A new year can mean a fresh start, a chance to improve life and an opportunity to thrive. But keeping New Year’s resolutions can be an unexpected challenge for most.
The Orem Public Library is helping people push past the resolution roadblock. Its motto, “new year, new you,” focuses on leaving behind the past and getting a fresh start, with workshops in January teaching how to conquer the difficulties of following through with New Year resolutions.
The workshops will be a motivational strategy that helps locals get a head start on their New Year’s resolutions. The workshop themes were based off of the most commonly made resolutions, such as craftsmen skills, active lifestyle tips, home ownership advice, organizational help and healthy eating. Each workshop has specific instructors to help people follow through with their goals and give advice on how to maintain their progress.
The library held its first workshop with the leaders of the weekly Pins and Needles group last Thursday. Workshop instructors Jamie Bartlett and Chelsie Young provided a demonstration table that displayed their past knitting and crocheting projects. The projects displayed showed Bartlett and Young’s skill level as well as the variation in time put into each work.
Workshop participant and library worker Marilee Clark has been knitting for most of her life but attended the workshop knowing she would learn from it.
“I want to get some new ideas for knitting and putting things together,” Clark said.
She mentioned that her resolution was not just about learning new things to knit, but to make time to do more things she enjoys doing — in this case, knitting.
Bartlett aided with knitting projects while Young helped with the crocheting part of the workshop. Both being self-taught, they view these skills as being easy to learn and beneficial to know.
“Move to learn, learn to do. You just can’t get frustrated,” Bartlett said as she taught BYU student David Leavitt how to do a pearl stitch.
Bartlett explained that although the skill of knitting is time consuming and requires patience, the skill is worthwhile and takes little time to learn.

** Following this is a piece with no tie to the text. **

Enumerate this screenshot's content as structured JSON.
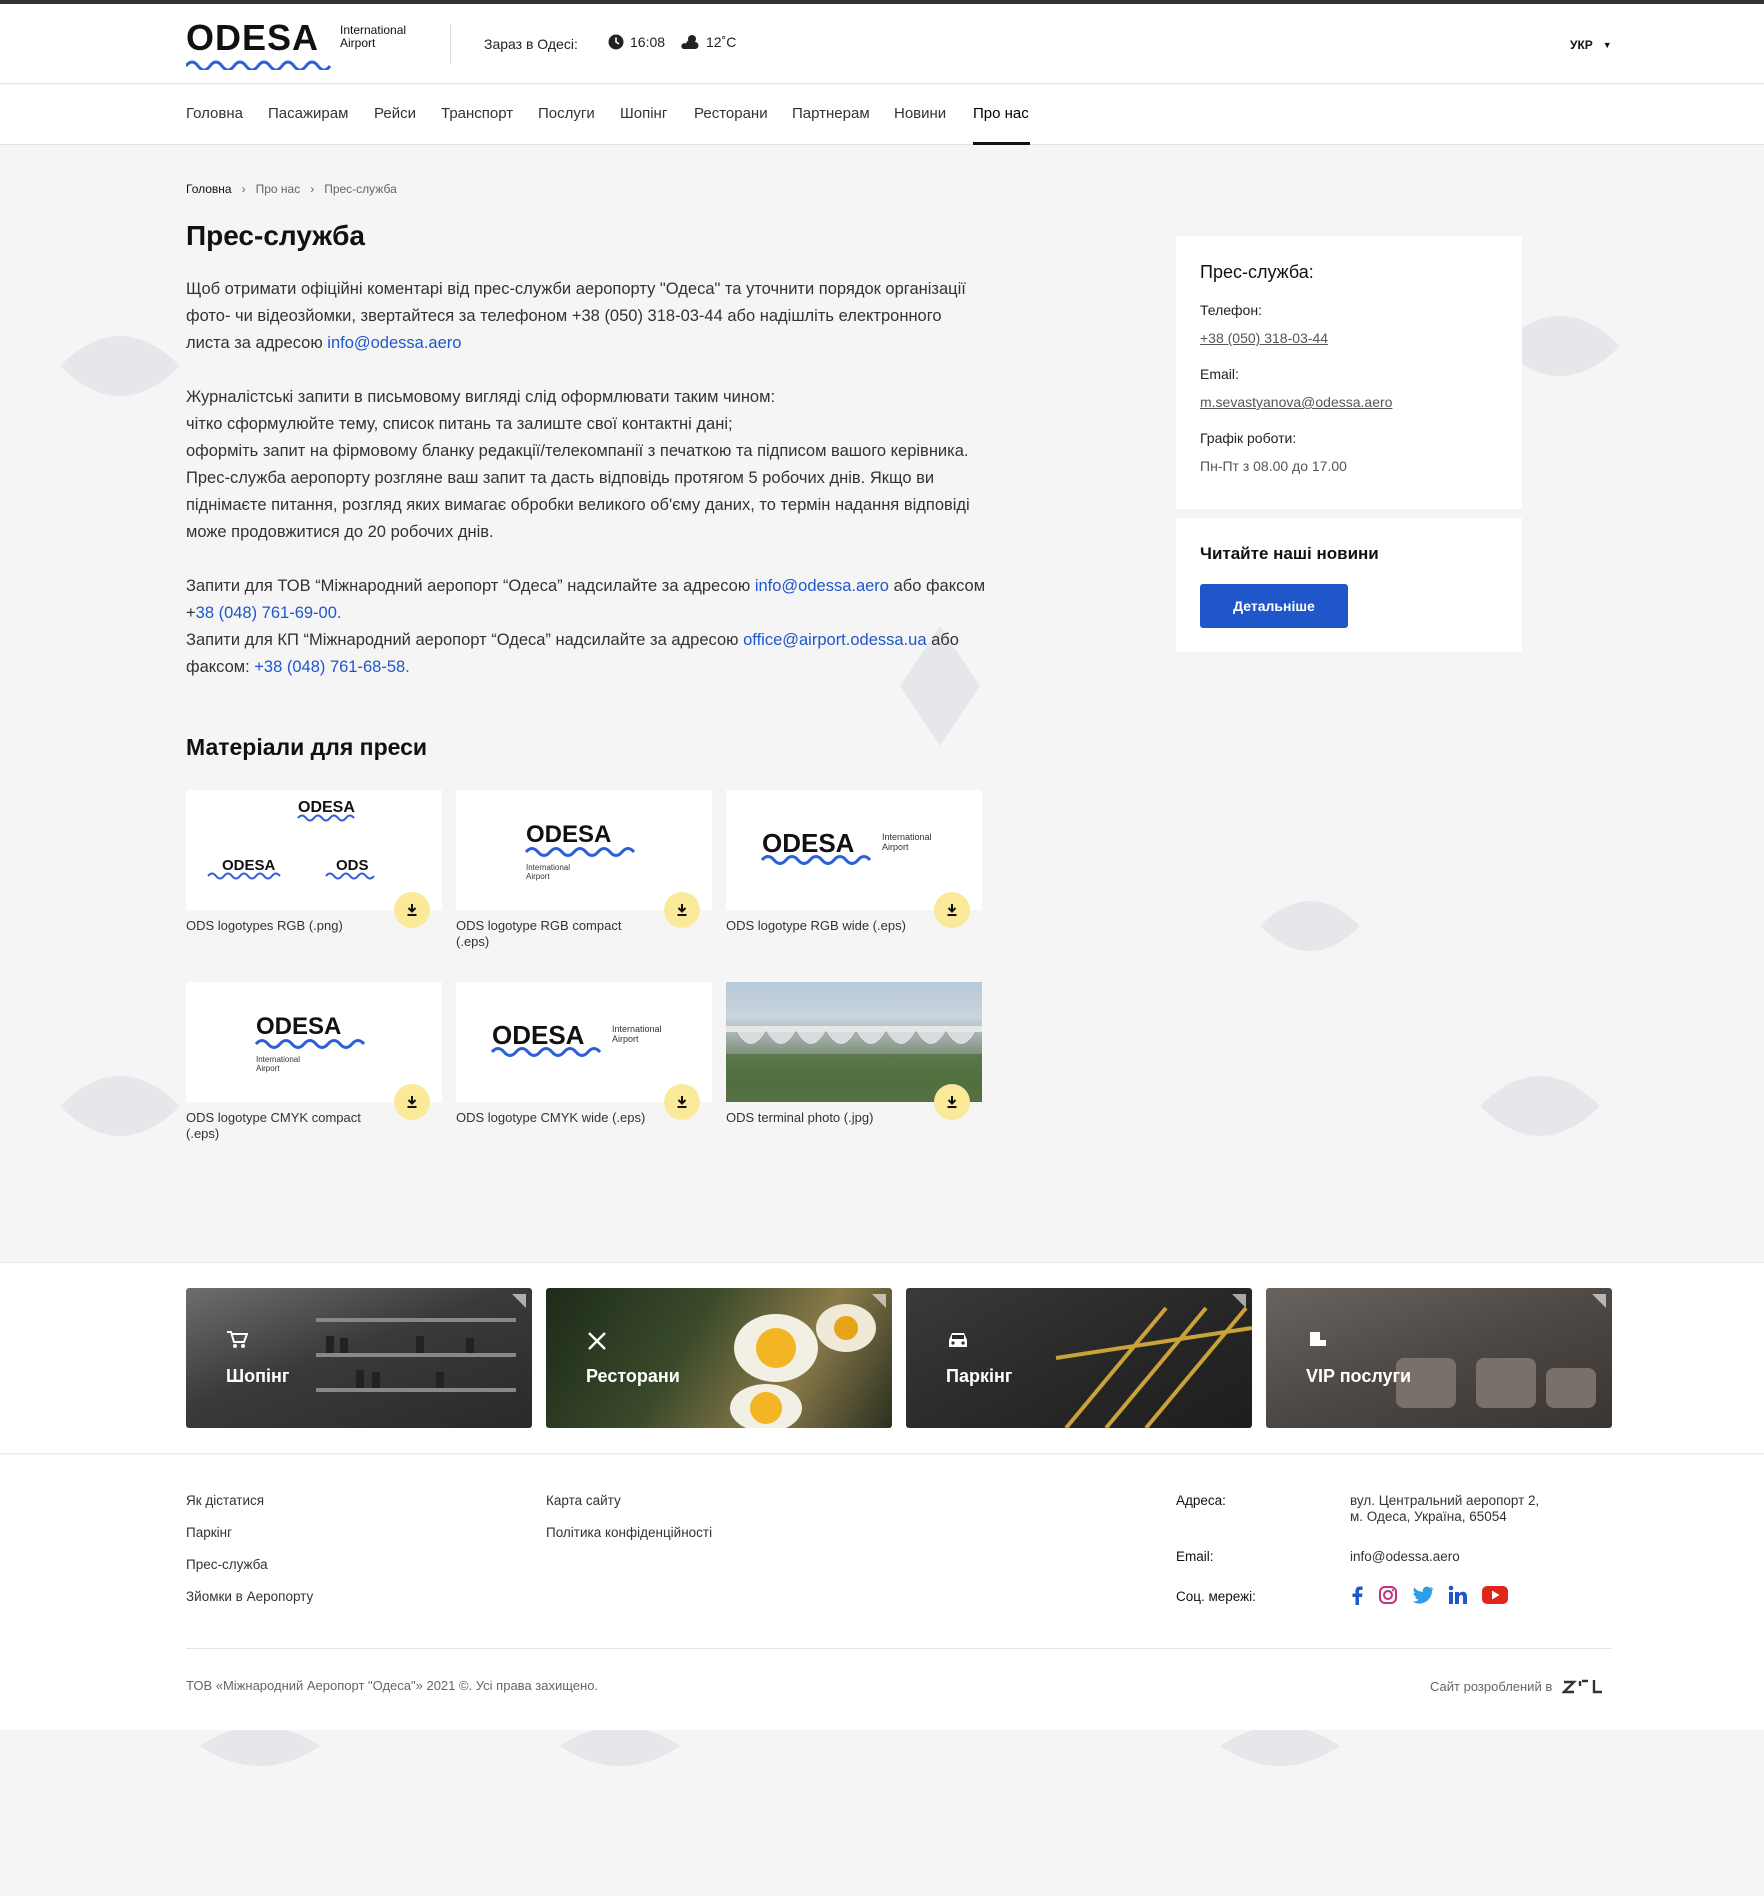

Leavitt, being new to the art of knitting, did not know what to expect before he was introduced to the skill.
“I have wanted to learn how to knit for a while, and I just never had a chance to learn it until now,” Leavitt said.

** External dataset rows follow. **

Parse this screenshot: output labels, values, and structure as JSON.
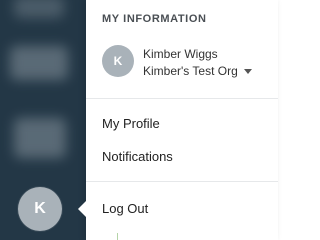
{
  "sidebar": {
    "avatar_initial": "K"
  },
  "menu": {
    "section_header": "MY INFORMATION",
    "user": {
      "initial": "K",
      "name": "Kimber Wiggs",
      "org": "Kimber's Test Org"
    },
    "items": [
      {
        "label": "My Profile"
      },
      {
        "label": "Notifications"
      },
      {
        "label": "Log Out"
      }
    ]
  },
  "colors": {
    "sidebar_bg": "#233746",
    "avatar_bg": "#a9b2b9",
    "menu_bg": "#ffffff"
  }
}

He stated that although knitting was not his New Year’s resolution, “learning new things” was.
Within minutes of working with Bartlett, Leavitt was able to create a line of pearl stitches.
Another participant at the Pins and Needles workshop, Claire Hunter, showed interest in what Young and Bartlett had to teach.
“This is one of my New Year’s resolutions,” Hunter said. “I’d like to learn how to make some socks.”
This was not her first attempt at knitting, but the workshop helped her address questions and difficulties she had while beginning her project. Hunter mentioned that she wanted to come to the weekly Pins and Needles club in order to continue her progress throughout the new year.
Although the Pins and Needles workshop has come and gone, the library will host our other workshops throughout the rest of the month of January. These workshops include a dancing lesson from a professor of dance at BYU, a Utah Valley home ownership project, a night with an organization expert and a food-sense class with a certified nutrition educator.